Demolition starts at Burnhill centre
An investigation into whether chromium is present on the site of the former Burnhill Sports Centre will not be completed in the immediate future.
The council said investigations would not be completed until a use for the site had been identified.
An investigation into whether or not chromium is present on the site of the former Burnhill Sports Centre will not be completed in the immediate future.
South Lanarkshire Council said this week that the costly investigations would not be completed until a permanent use for the site had been identified.
The local authority spoke about the potential presence of the harmful chemical as the demolition of the sports centre enters its final week.
Chromium VI is largely suspected to be present on the site because of its proximity to where the old Whites Chemical Factory was positioned.
Often used as a catalyst in the chemical manufacturing industry, Chromium VI is extremely harmful to humans and can cause illnesses such as lung cancer to people who are repeatedly exposed to it.
Daniel Lowe, executive director of housing and technical resources at the council, said: “We can confirm that the demolition of Burnhill Sports Centre began on July 24 and is expected to be completed by the week commencing August 21. The demolition will not include the displacement of foundations which will remain in place.
“There are currently no proposals for the future use of this site and we are not actively marketing it.
“We would not initiate any detailed investigation of the site until we have a clearer indication about its preferred use.”
Kim Jackson is a member of Burnhill Action Group which fought to save the sports centre as a community facility.
She said the group remained committed to creating a hub for Burnhill should that remain the wish of the local people.
She said: “We worked up a funding application that came in at about £1.2million to knock it down and put something in its place. But we couldn’t get all our ducks in a row in time and we took a step back.

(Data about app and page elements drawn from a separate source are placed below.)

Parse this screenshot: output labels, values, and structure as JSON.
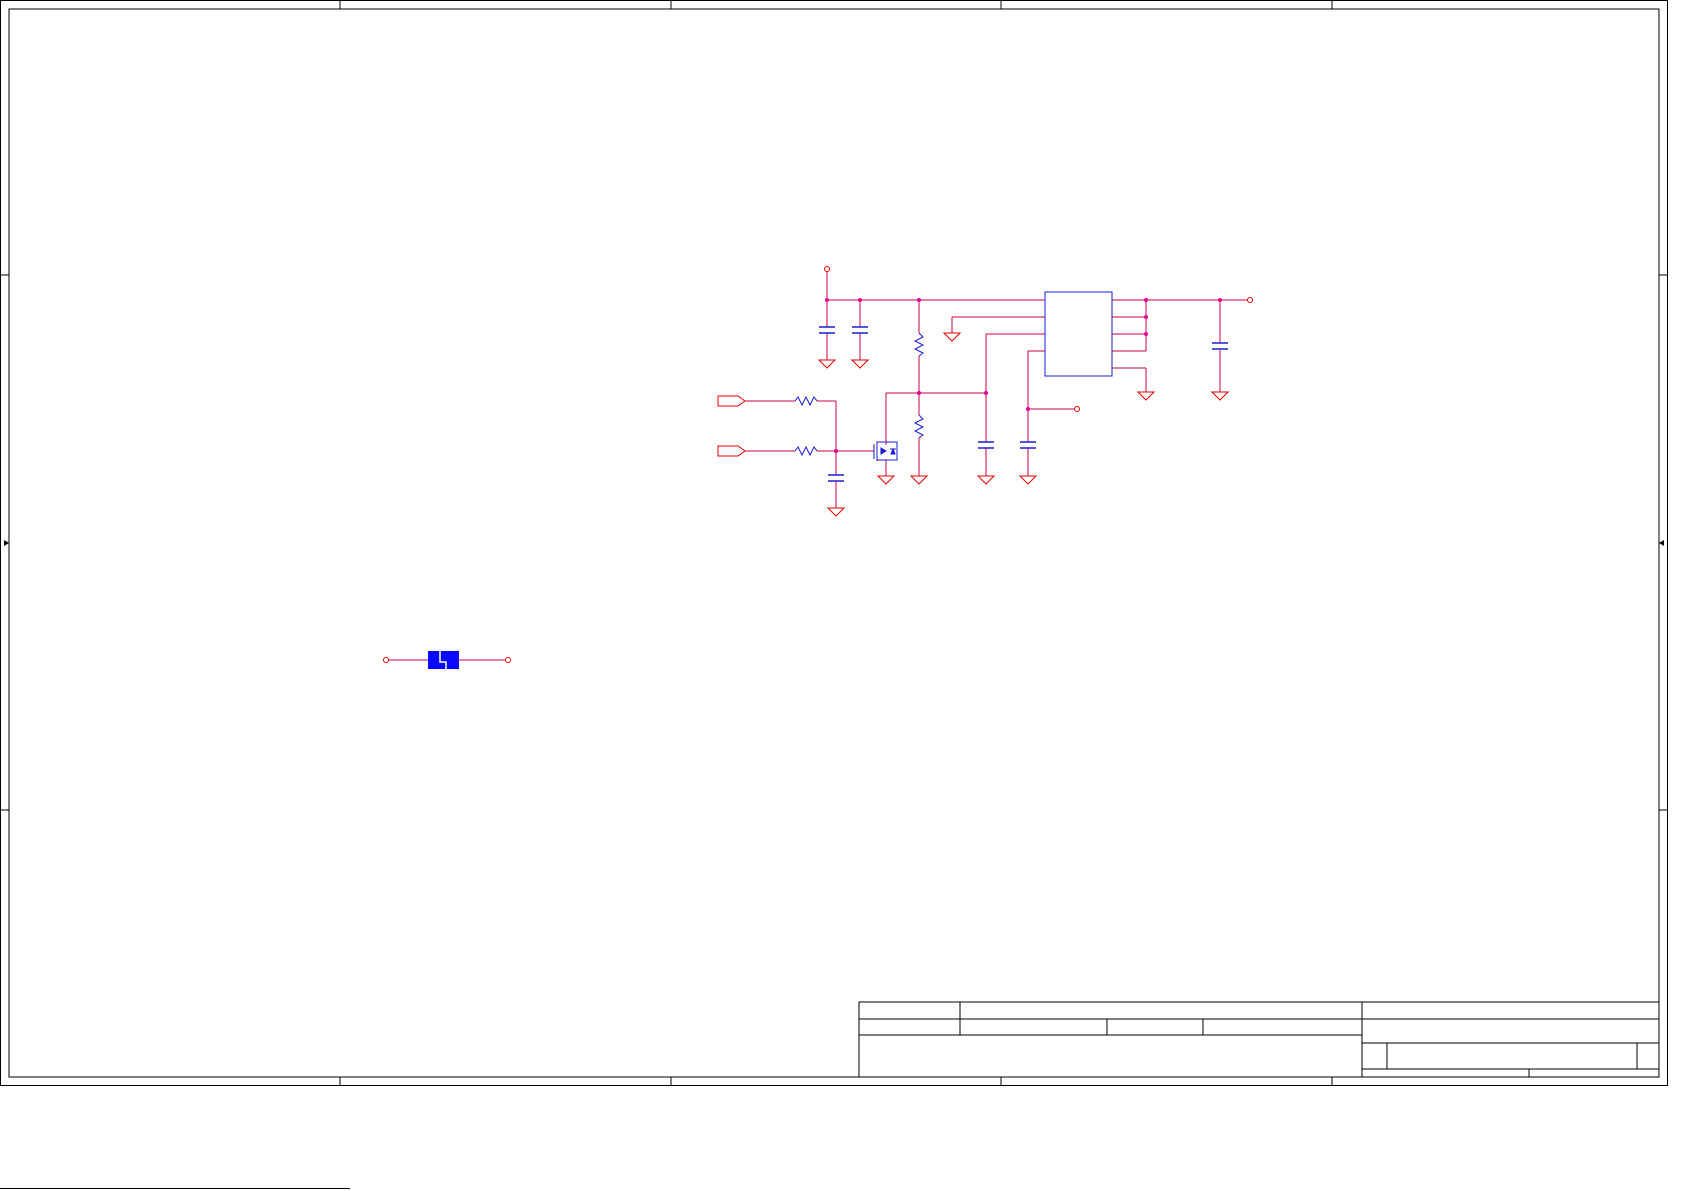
{
  "sheet": {
    "footer_text": "",
    "title_block": {}
  },
  "colors": {
    "background": "#ffffff",
    "border": "#000000",
    "wire": "#cc0044",
    "power_symbol": "#e60000",
    "component": "#1a1ad6",
    "junction": "#e0009c",
    "port": "#e60000",
    "blue_fill": "#0a0aff"
  },
  "components": [
    {
      "kind": "connector-dot",
      "name": "power-port-top"
    },
    {
      "kind": "capacitor",
      "name": "capacitor-c1"
    },
    {
      "kind": "capacitor",
      "name": "capacitor-c2"
    },
    {
      "kind": "resistor",
      "name": "resistor-r-upper"
    },
    {
      "kind": "resistor",
      "name": "resistor-r-lower"
    },
    {
      "kind": "ic",
      "name": "regulator-ic"
    },
    {
      "kind": "capacitor",
      "name": "capacitor-output"
    },
    {
      "kind": "connector-dot",
      "name": "output-port"
    },
    {
      "kind": "offpage-port",
      "name": "input-port-a"
    },
    {
      "kind": "offpage-port",
      "name": "input-port-b"
    },
    {
      "kind": "resistor",
      "name": "resistor-input-a"
    },
    {
      "kind": "resistor",
      "name": "resistor-input-b"
    },
    {
      "kind": "capacitor",
      "name": "capacitor-input-filter"
    },
    {
      "kind": "mosfet",
      "name": "mosfet-q1"
    },
    {
      "kind": "capacitor",
      "name": "capacitor-c-mid1"
    },
    {
      "kind": "capacitor",
      "name": "capacitor-c-mid2"
    },
    {
      "kind": "connector-dot",
      "name": "signal-port-right"
    },
    {
      "kind": "ferrite-bead",
      "name": "ferrite-bead"
    },
    {
      "kind": "ground",
      "name": "ground-symbol"
    }
  ]
}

“We would need to do an options survey and that would be one of the options, but there is no point in us doing that if it’s not something that they would support. We would ask people to come to our AGM and let us know their views. The action group are willing to go forward with an application but we need the people of Burnhill on our side to do that.”

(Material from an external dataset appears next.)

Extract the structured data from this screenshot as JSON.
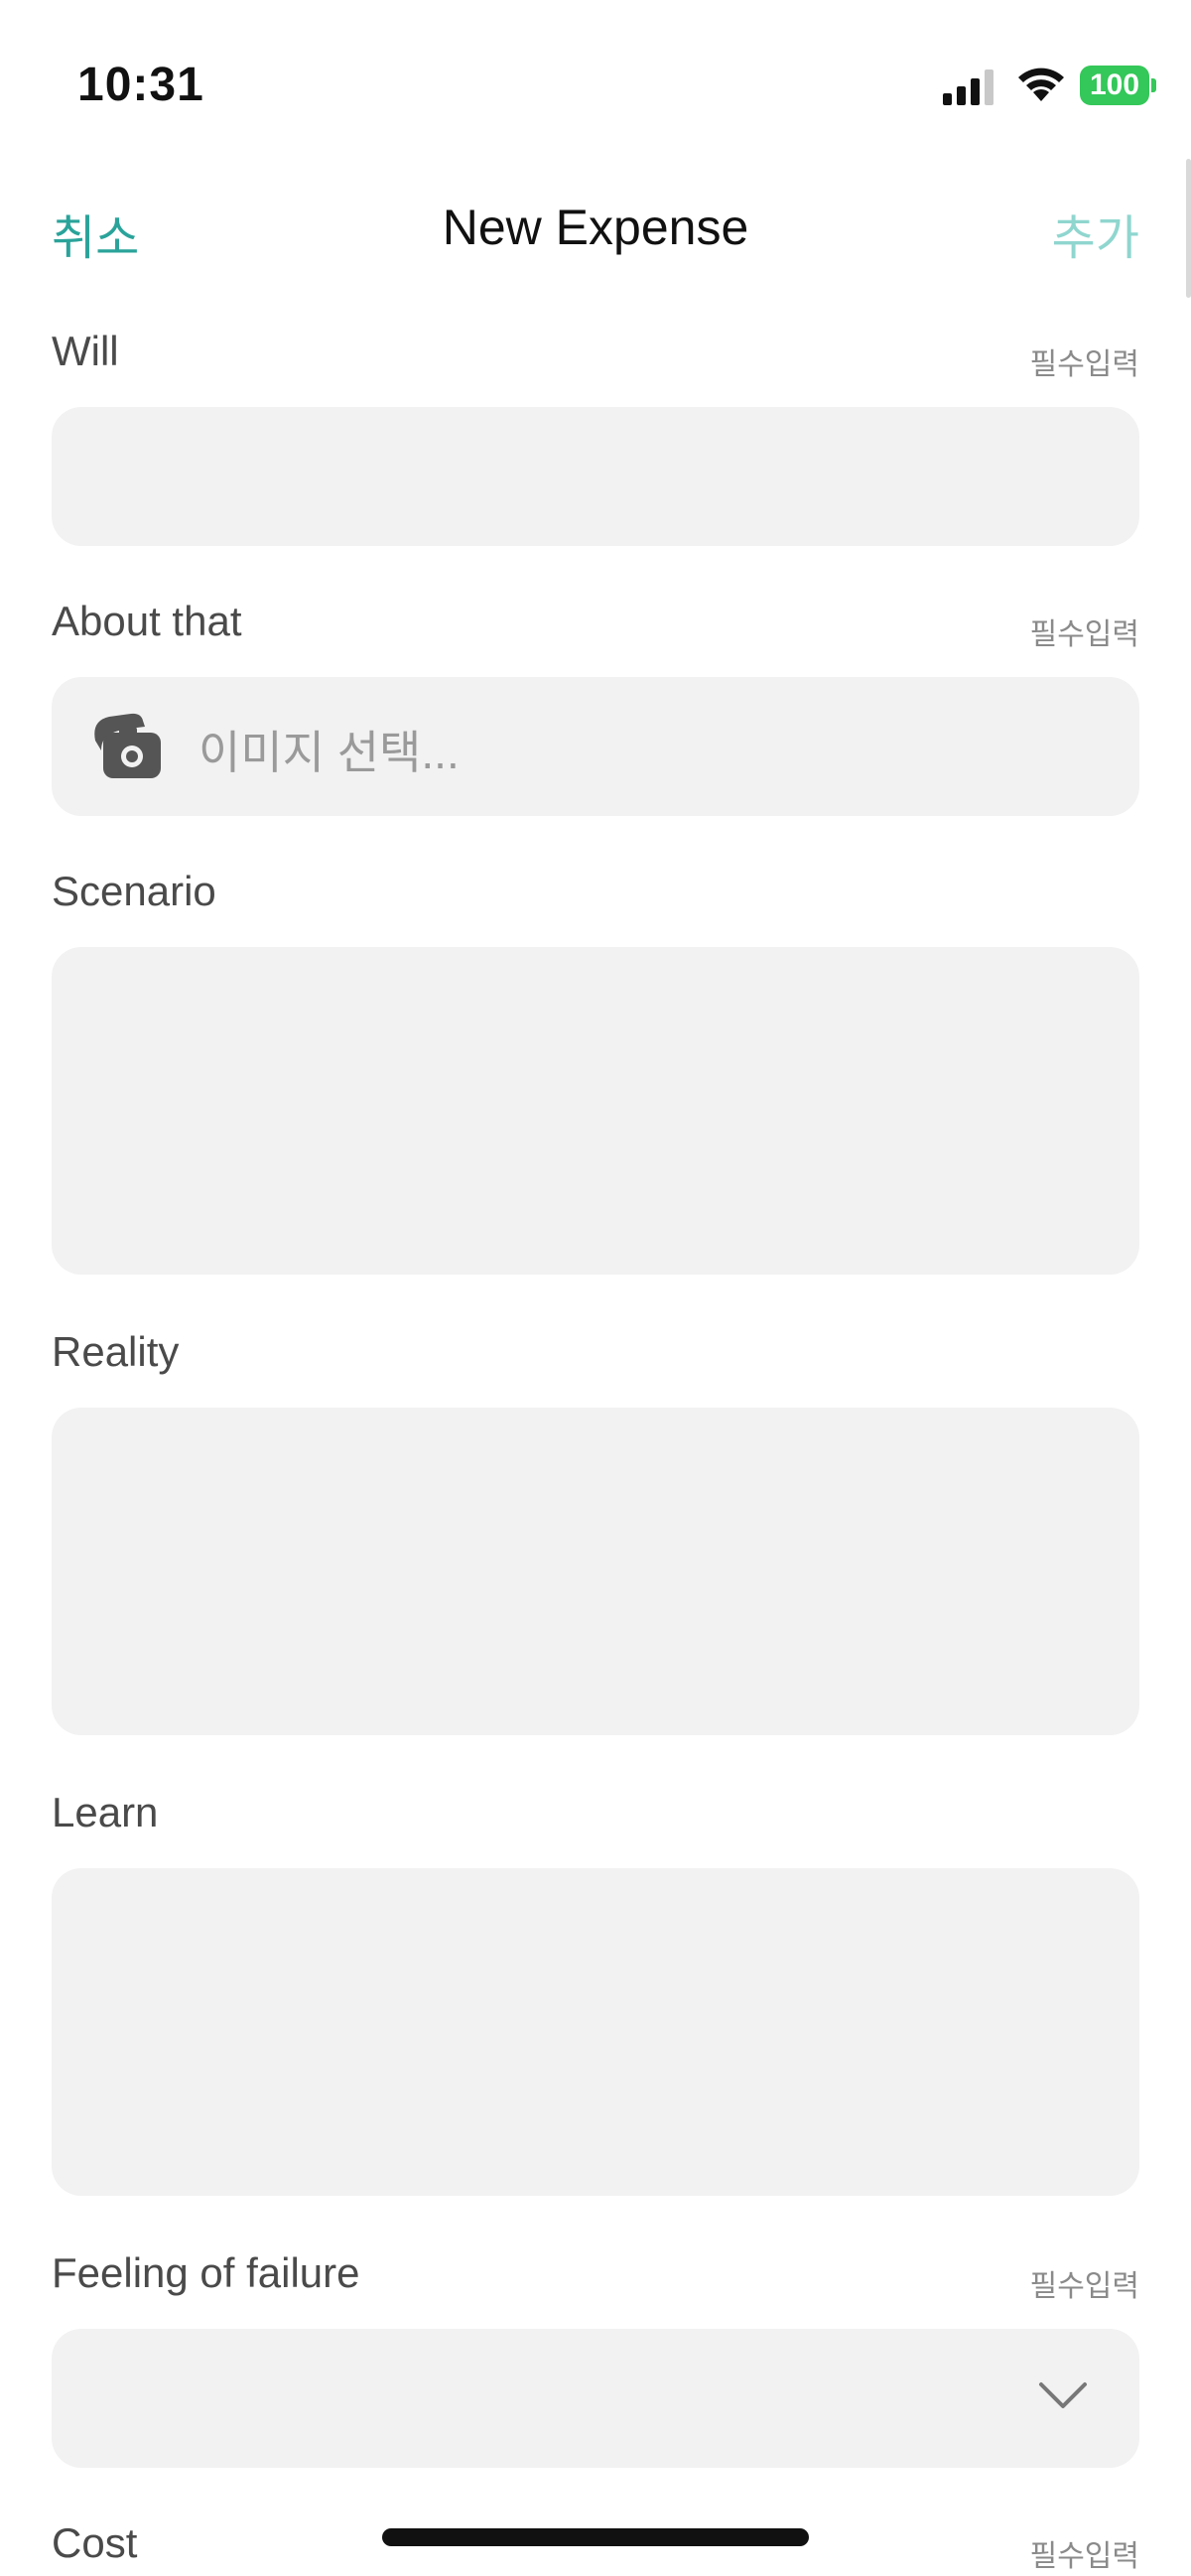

A South Lanarkshire Council report published last year revealed it would cost £24 million to rid Shawfield of chromium VI.
New data revealed the harmful chemical is five times greater in the area west of Glasgow Road, which housed the chemical factory, than the old industrial land to the east.

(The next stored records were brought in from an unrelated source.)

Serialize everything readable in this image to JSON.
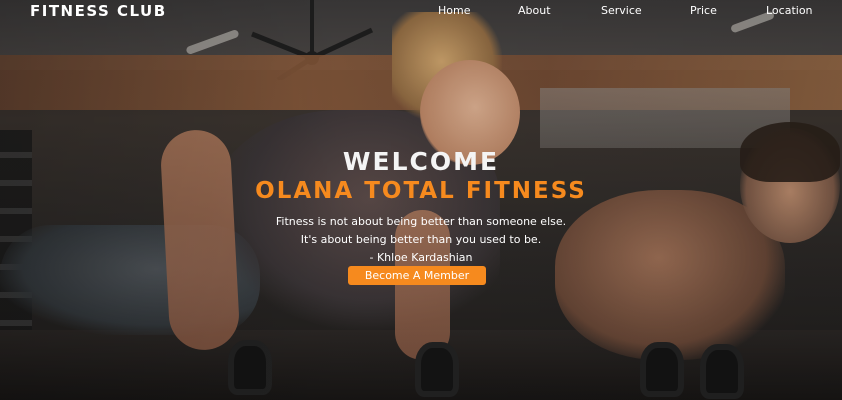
{
  "brand": "FITNESS CLUB",
  "nav": {
    "items": [
      "Home",
      "About",
      "Service",
      "Price",
      "Location"
    ]
  },
  "hero": {
    "welcome": "WELCOME",
    "gym_name": "OLANA TOTAL FITNESS",
    "quote_line1": "Fitness is not about being better than someone else.",
    "quote_line2": "It's about being better than you used to be.",
    "quote_author": "- Khloe Kardashian",
    "cta_label": "Become A Member"
  },
  "colors": {
    "accent": "#f68a1e",
    "text": "#ffffff"
  }
}
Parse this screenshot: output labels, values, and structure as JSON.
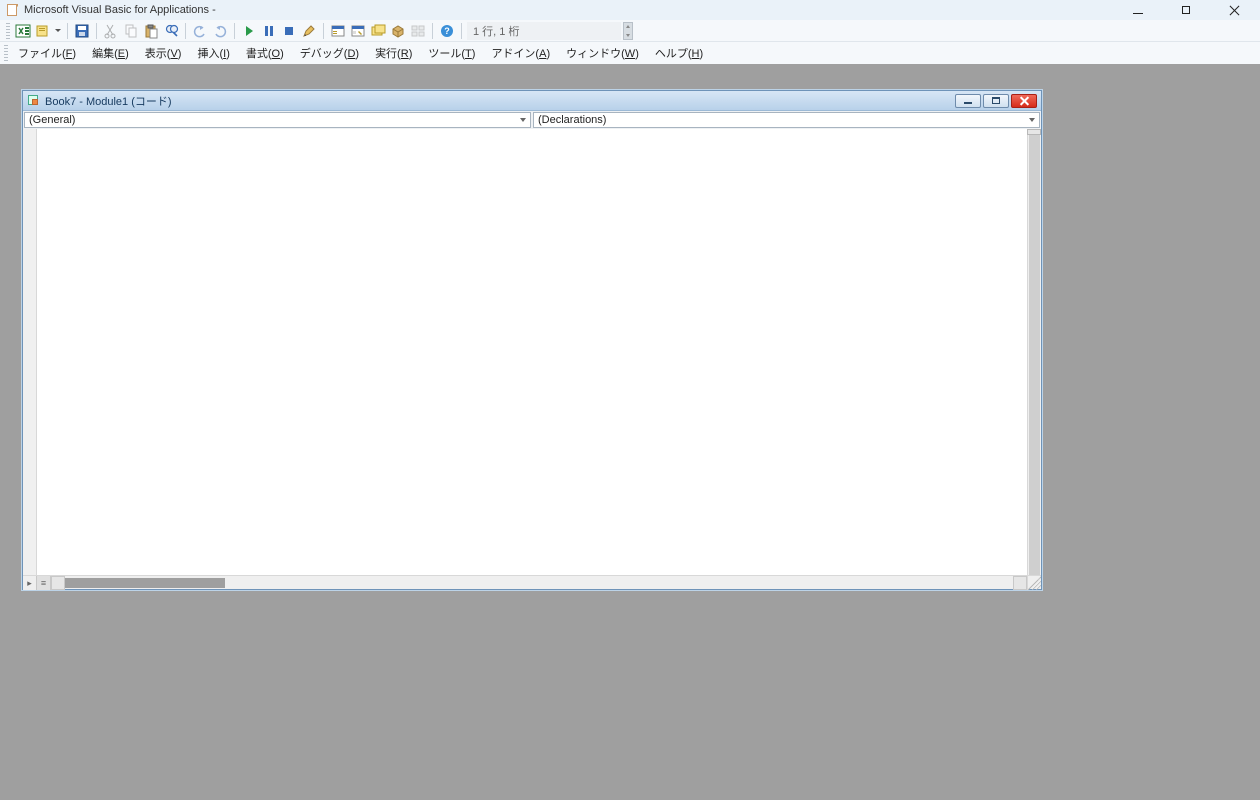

While a portion of the site - the new Shawfield Industrial Estate was relieved of chromium VI in 2014, the South Croft Road area is set to be relieved of the chemical in the next two to three years in a programme of works led by Clyde Gateway Urban Regeneration Company. The Scottish Government provided £936,000 through the 2016 Vacant and Derelict Land Fund to kick-start the work.
Keep out The message is clear because the material is highly toxic